Rs. 1,750


Single Story

Instant access to this story for a year along with comment privileges.

Rs. 500


Annual Subscription

12-month access to 150+ stories from Southeast Asia.

$ 120


Quarterly Subscription

3-month access to 35+ stories from Southeast Asia.

$ 50


Single Story

Instant access to this story for a year along with comment privileges.

$ 20



What is The Ken?

The Ken is a subscription-only business journalism website and app that provides coverage across two editions - India and Southeast Asia.

What kind of stories do you write?

We publish sharp, original and reported stories on technology, business and healthcare. Our stories are forward-looking, analytical and directional — supported by data, visualisations and infographics.

We use language and narrative that is accessible to even lay readers. And we optimise for quality over quantity, every single time.

What do I get if I subscribe?

For subscribers of the India edition, we publish a new story every weekday, a premium daily newsletter, Beyond The First Order and a weekly newsletter - The Nutgraf.

For subscribers of the Southeast Asia edition, we publish a new story three days a week and a weekly newsletter, Strait Up.

The annual subscription will get you complete, exclusive access to our archive of previously published stories for your edition, along with access to our subscriber-only mobile apps, our premium comment sections, our newsletter archives and several other gifts and benefits.

Do I need to pay separately for your premium newsletters?

Nope. Paid, premium subscribers of The Ken get our newsletters delivered for free.

Does a subscription to the India edition grant me access to Southeast Asia stories? Or vice-versa?

Afraid not. Each edition is separate with its own subscription plan. The India edition publishes stories focused on India. The Southeast Asia edition is focused on Southeast Asia. We may occasionally cross-publish stories from one edition to the other.

Do you offer an all-access joint subscription for both editions?

Not yet. If you’d like to access both editions, you’ll have to purchase two subscriptions separately - one for India and the other for Southeast Asia.

Do you offer any discounts?

No. We have a zero discounts policy.

Is there a free trial I can opt for?

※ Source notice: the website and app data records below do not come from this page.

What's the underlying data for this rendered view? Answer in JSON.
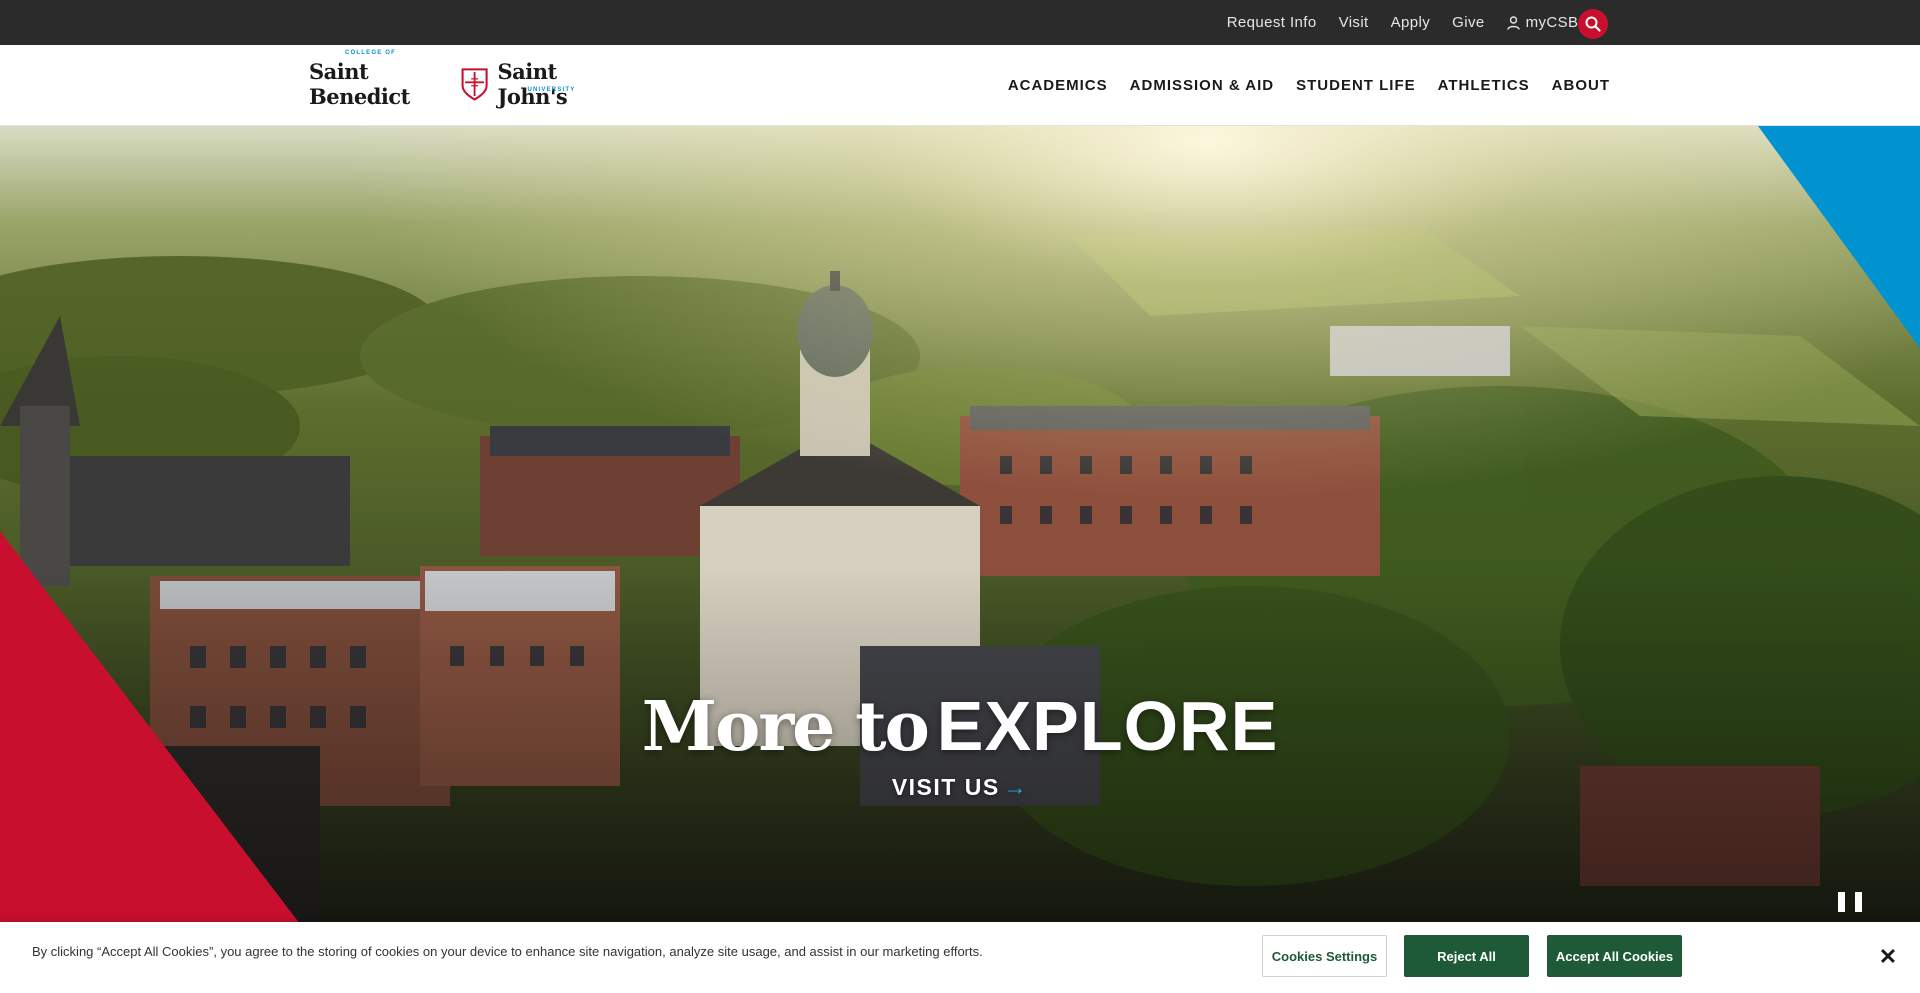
{
  "utility_nav": {
    "links": [
      "Request Info",
      "Visit",
      "Apply",
      "Give"
    ],
    "account_label": "myCSBSJU"
  },
  "logo": {
    "college_of": "COLLEGE OF",
    "left_name": "Saint Benedict",
    "right_name": "Saint John's",
    "university": "UNIVERSITY"
  },
  "main_nav": [
    "ACADEMICS",
    "ADMISSION & AID",
    "STUDENT LIFE",
    "ATHLETICS",
    "ABOUT"
  ],
  "hero": {
    "title_serif": "More to",
    "title_sans": "EXPLORE",
    "cta_label": "VISIT US",
    "cta_arrow": "→"
  },
  "cookie_banner": {
    "text": "By clicking “Accept All Cookies”, you agree to the storing of cookies on your device to enhance site navigation, analyze site usage, and assist in our marketing efforts.",
    "settings_label": "Cookies Settings",
    "reject_label": "Reject All",
    "accept_label": "Accept All Cookies",
    "close_glyph": "✕"
  },
  "icons": {
    "search": "search-icon",
    "user": "user-icon",
    "pause": "pause-icon",
    "close": "close-icon",
    "shield": "shield-icon"
  },
  "colors": {
    "brand_red": "#c8102e",
    "brand_blue": "#0093d0",
    "utility_bar": "#2b2b2b",
    "cookie_green": "#1f5a38"
  }
}
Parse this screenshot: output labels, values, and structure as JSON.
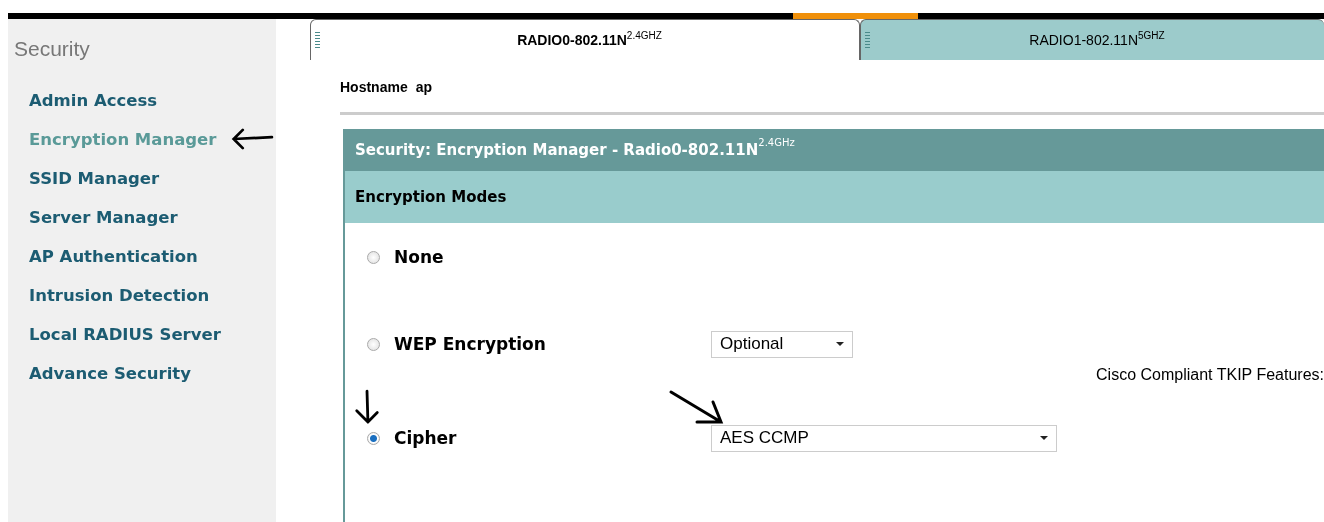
{
  "sidebar": {
    "title": "Security",
    "items": [
      {
        "label": "Admin Access",
        "selected": false
      },
      {
        "label": "Encryption Manager",
        "selected": true
      },
      {
        "label": "SSID Manager",
        "selected": false
      },
      {
        "label": "Server Manager",
        "selected": false
      },
      {
        "label": "AP Authentication",
        "selected": false
      },
      {
        "label": "Intrusion Detection",
        "selected": false
      },
      {
        "label": "Local RADIUS Server",
        "selected": false
      },
      {
        "label": "Advance Security",
        "selected": false
      }
    ]
  },
  "tabs": [
    {
      "label": "RADIO0-802.11N$^{2.4GHZ}$",
      "selected": true
    },
    {
      "label": "RADIO1-802.11N$^{5GHZ}$",
      "selected": false
    }
  ],
  "hostname": {
    "label": "Hostname",
    "value": "ap"
  },
  "panel": {
    "title": "Security: Encryption Manager - Radio0-802.11N$^{2.4GHz}$",
    "section": "Encryption Modes",
    "modes": [
      {
        "label": "None",
        "selected": false
      },
      {
        "label": "WEP Encryption",
        "selected": false,
        "dropdown": "Optional",
        "note": "Cisco Compliant TKIP Features:"
      },
      {
        "label": "Cipher",
        "selected": true,
        "dropdown": "AES CCMP"
      }
    ]
  }
}
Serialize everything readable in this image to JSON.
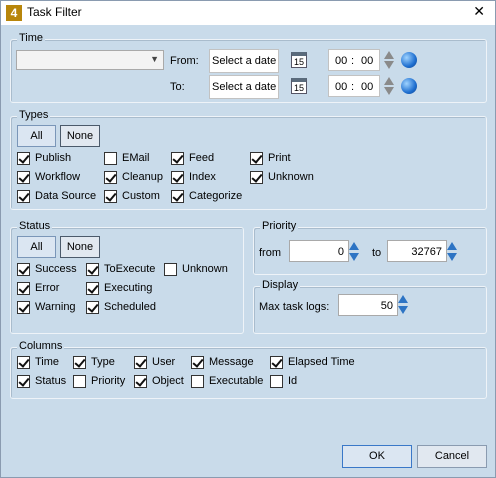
{
  "window": {
    "title": "Task Filter",
    "app_icon_text": "4",
    "close": "✕"
  },
  "time": {
    "label": "Time",
    "range_value": "",
    "from_label": "From:",
    "to_label": "To:",
    "from_date": "Select a date",
    "to_date": "Select a date",
    "calendar_day": "15",
    "from_hour": "00",
    "from_min": "00",
    "to_hour": "00",
    "to_min": "00",
    "separator": ":"
  },
  "types": {
    "label": "Types",
    "all": "All",
    "none": "None",
    "items": [
      {
        "label": "Publish",
        "checked": true
      },
      {
        "label": "EMail",
        "checked": false
      },
      {
        "label": "Feed",
        "checked": true
      },
      {
        "label": "Print",
        "checked": true
      },
      {
        "label": "Workflow",
        "checked": true
      },
      {
        "label": "Cleanup",
        "checked": true
      },
      {
        "label": "Index",
        "checked": true
      },
      {
        "label": "Unknown",
        "checked": true
      },
      {
        "label": "Data Source",
        "checked": true
      },
      {
        "label": "Custom",
        "checked": true
      },
      {
        "label": "Categorize",
        "checked": true
      }
    ]
  },
  "status": {
    "label": "Status",
    "all": "All",
    "none": "None",
    "items": [
      {
        "label": "Success",
        "checked": true
      },
      {
        "label": "ToExecute",
        "checked": true
      },
      {
        "label": "Unknown",
        "checked": false
      },
      {
        "label": "Error",
        "checked": true
      },
      {
        "label": "Executing",
        "checked": true
      },
      {
        "label": "Warning",
        "checked": true
      },
      {
        "label": "Scheduled",
        "checked": true
      }
    ]
  },
  "priority": {
    "label": "Priority",
    "from_label": "from",
    "from_value": "0",
    "to_label": "to",
    "to_value": "32767"
  },
  "display": {
    "label": "Display",
    "max_logs_label": "Max task logs:",
    "max_logs_value": "50"
  },
  "columns": {
    "label": "Columns",
    "items": [
      {
        "label": "Time",
        "checked": true
      },
      {
        "label": "Type",
        "checked": true
      },
      {
        "label": "User",
        "checked": true
      },
      {
        "label": "Message",
        "checked": true
      },
      {
        "label": "Elapsed Time",
        "checked": true
      },
      {
        "label": "Status",
        "checked": true
      },
      {
        "label": "Priority",
        "checked": false
      },
      {
        "label": "Object",
        "checked": true
      },
      {
        "label": "Executable",
        "checked": false
      },
      {
        "label": "Id",
        "checked": false
      }
    ]
  },
  "buttons": {
    "ok": "OK",
    "cancel": "Cancel"
  }
}
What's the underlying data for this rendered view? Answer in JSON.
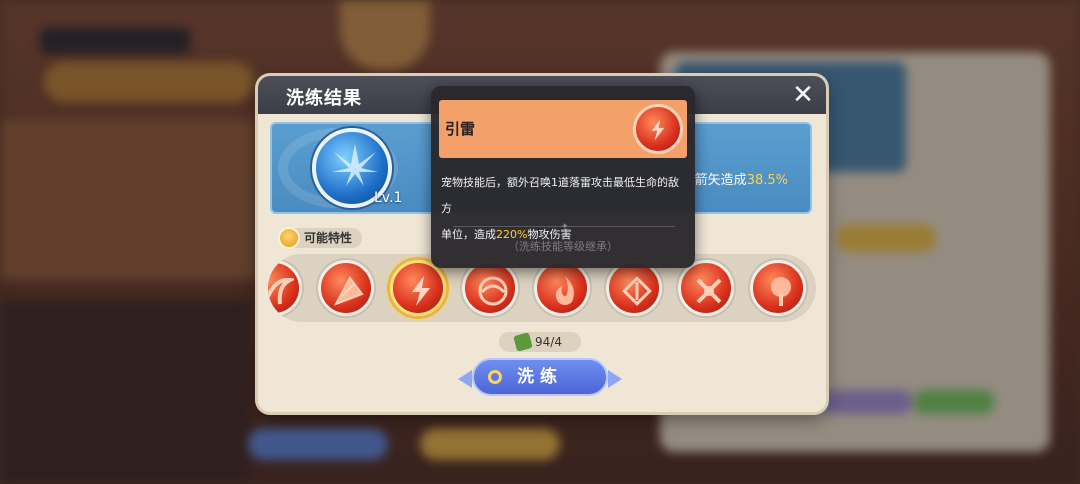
{
  "dialog": {
    "title": "洗练结果",
    "result": {
      "level_label": "Lv.1",
      "text_fragment": "箭矢造成",
      "value": "38.5%"
    },
    "traits_label": "可能特性",
    "traits": [
      {
        "icon": "swirl-trait-icon"
      },
      {
        "icon": "leaf-trait-icon"
      },
      {
        "icon": "lightning-trait-icon",
        "selected": true
      },
      {
        "icon": "wave-trait-icon"
      },
      {
        "icon": "flame-trait-icon"
      },
      {
        "icon": "rune-trait-icon"
      },
      {
        "icon": "cross-trait-icon"
      },
      {
        "icon": "tree-trait-icon"
      }
    ],
    "cost": "94/4",
    "refine_button": "洗练"
  },
  "tooltip": {
    "name": "引雷",
    "desc_line1": "宠物技能后，额外召唤1道落雷攻击最低生命的敌方",
    "desc_line2_pre": "单位，造成",
    "desc_value": "220%",
    "desc_line2_post": "物攻伤害",
    "note": "（洗练技能等级继承）"
  },
  "colors": {
    "title_bar": "#3b3e47",
    "result_panel": "#4a8bc0",
    "highlight": "#ffd24a",
    "tooltip_header": "#f4a06a",
    "button": "#4d66d6"
  }
}
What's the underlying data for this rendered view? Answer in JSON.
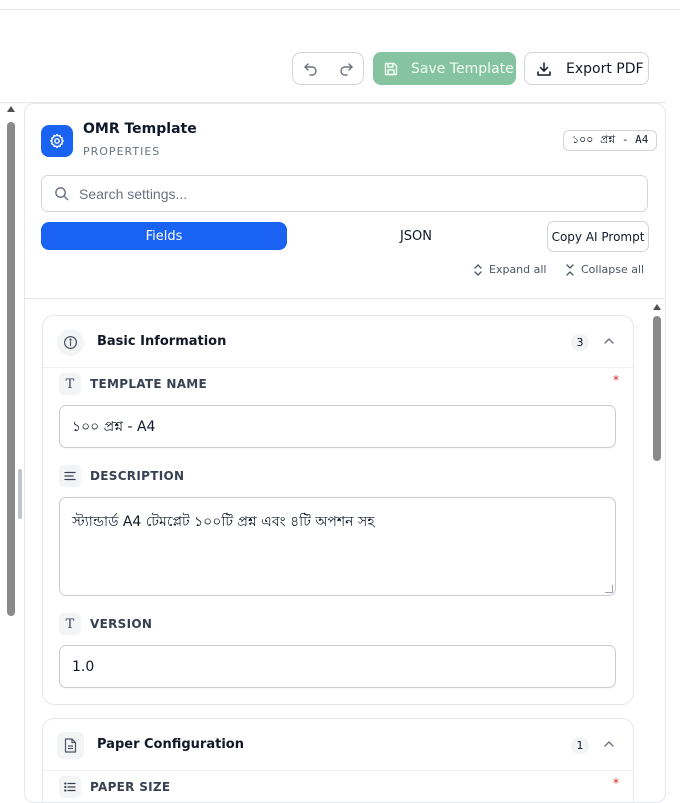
{
  "toolbar": {
    "save_label": "Save Template",
    "export_label": "Export PDF",
    "icons": [
      "undo-icon",
      "redo-icon",
      "save-icon",
      "download-icon"
    ]
  },
  "panel": {
    "title": "OMR Template",
    "subtitle": "PROPERTIES",
    "badge": "১০০ প্রশ্ন - A4",
    "search_placeholder": "Search settings...",
    "tabs": [
      {
        "label": "Fields",
        "active": true
      },
      {
        "label": "JSON",
        "active": false
      }
    ],
    "copy_prompt_label": "Copy AI Prompt",
    "expand_all_label": "Expand all",
    "collapse_all_label": "Collapse all",
    "accent_color": "#1a63f2"
  },
  "sections": [
    {
      "title": "Basic Information",
      "count": "3",
      "icon": "info-icon",
      "fields": [
        {
          "label": "TEMPLATE NAME",
          "icon": "text-type-icon",
          "required": true,
          "value": "১০০ প্রশ্ন - A4"
        },
        {
          "label": "DESCRIPTION",
          "icon": "align-left-icon",
          "required": false,
          "value": "স্ট্যান্ডার্ড A4 টেমপ্লেট ১০০টি প্রশ্ন এবং ৪টি অপশন সহ"
        },
        {
          "label": "VERSION",
          "icon": "text-type-icon",
          "required": false,
          "value": "1.0"
        }
      ]
    },
    {
      "title": "Paper Configuration",
      "count": "1",
      "icon": "document-icon",
      "fields": [
        {
          "label": "PAPER SIZE",
          "icon": "list-icon",
          "required": true,
          "value": ""
        }
      ]
    }
  ],
  "required_mark": "*"
}
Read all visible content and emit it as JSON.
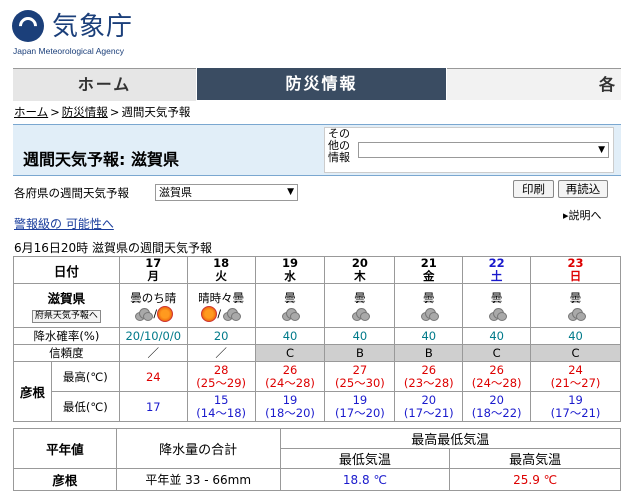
{
  "header": {
    "logo_jp": "気象庁",
    "logo_en": "Japan Meteorological Agency"
  },
  "nav": {
    "home": "ホーム",
    "bosai": "防災情報",
    "third": "各"
  },
  "breadcrumb": {
    "home": "ホーム",
    "bosai": "防災情報",
    "current": "週間天気予報",
    "sep": ">"
  },
  "title": "週間天気予報: 滋賀県",
  "other_info": {
    "label": "その他の情報",
    "value": ""
  },
  "pref_selector": {
    "label": "各府県の週間天気予報",
    "value": "滋賀県"
  },
  "buttons": {
    "print": "印刷",
    "reload": "再読込"
  },
  "explain": "▸説明へ",
  "warning_link": "警報級の 可能性へ",
  "issued": "6月16日20時  滋賀県の週間天気予報",
  "table": {
    "date_label": "日付",
    "region": "滋賀県",
    "region_button": "府県天気予報へ",
    "pop_label": "降水確率(%)",
    "reliability_label": "信頼度",
    "city": "彦根",
    "max_label": "最高(℃)",
    "min_label": "最低(℃)",
    "days": [
      {
        "date": "17",
        "dow": "月",
        "weather": "曇のち晴",
        "icons": [
          "cloud",
          "sun"
        ],
        "pop": "20/10/0/0",
        "rel": "／",
        "max": "24",
        "max_range": "",
        "min": "17",
        "min_range": ""
      },
      {
        "date": "18",
        "dow": "火",
        "weather": "晴時々曇",
        "icons": [
          "sun",
          "cloud"
        ],
        "pop": "20",
        "rel": "／",
        "max": "28",
        "max_range": "(25〜29)",
        "min": "15",
        "min_range": "(14〜18)"
      },
      {
        "date": "19",
        "dow": "水",
        "weather": "曇",
        "icons": [
          "cloud"
        ],
        "pop": "40",
        "rel": "C",
        "max": "26",
        "max_range": "(24〜28)",
        "min": "19",
        "min_range": "(18〜20)"
      },
      {
        "date": "20",
        "dow": "木",
        "weather": "曇",
        "icons": [
          "cloud"
        ],
        "pop": "40",
        "rel": "B",
        "max": "27",
        "max_range": "(25〜30)",
        "min": "19",
        "min_range": "(17〜20)"
      },
      {
        "date": "21",
        "dow": "金",
        "weather": "曇",
        "icons": [
          "cloud"
        ],
        "pop": "40",
        "rel": "B",
        "max": "26",
        "max_range": "(23〜28)",
        "min": "20",
        "min_range": "(17〜21)"
      },
      {
        "date": "22",
        "dow": "土",
        "weather": "曇",
        "icons": [
          "cloud"
        ],
        "pop": "40",
        "rel": "C",
        "max": "26",
        "max_range": "(24〜28)",
        "min": "20",
        "min_range": "(18〜22)"
      },
      {
        "date": "23",
        "dow": "日",
        "weather": "曇",
        "icons": [
          "cloud"
        ],
        "pop": "40",
        "rel": "C",
        "max": "24",
        "max_range": "(21〜27)",
        "min": "19",
        "min_range": "(17〜21)"
      }
    ]
  },
  "normals": {
    "label": "平年値",
    "precip_label": "降水量の合計",
    "temp_label": "最高最低気温",
    "min_label": "最低気温",
    "max_label": "最高気温",
    "city": "彦根",
    "precip": "平年並 33 - 66mm",
    "min": "18.8 ℃",
    "max": "25.9 ℃"
  }
}
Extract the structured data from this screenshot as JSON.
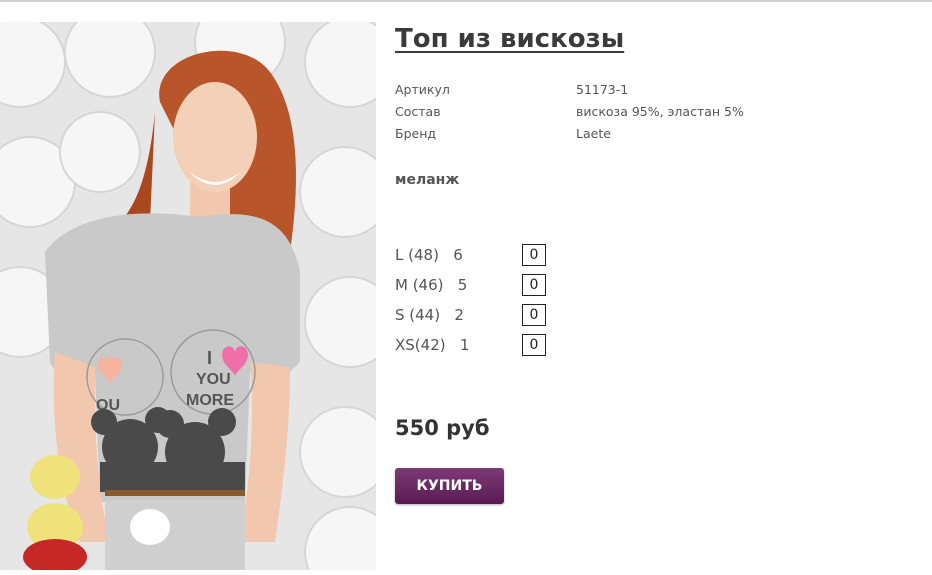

We don’t offer any trials, but you can sign up for a free account which will give you access to the weekly free story, our archive of free stories and summaries of the paid stories. You can stay on the free account as long as you’d like.

Do you offer refunds?

We allow you to sample our journalism for free before signing up, and after you do, we stand by its quality. But we do not offer refunds.

I am facing some trouble purchasing a subscription. What can I do?

Please write to us at [email protected] detailing the error or queries.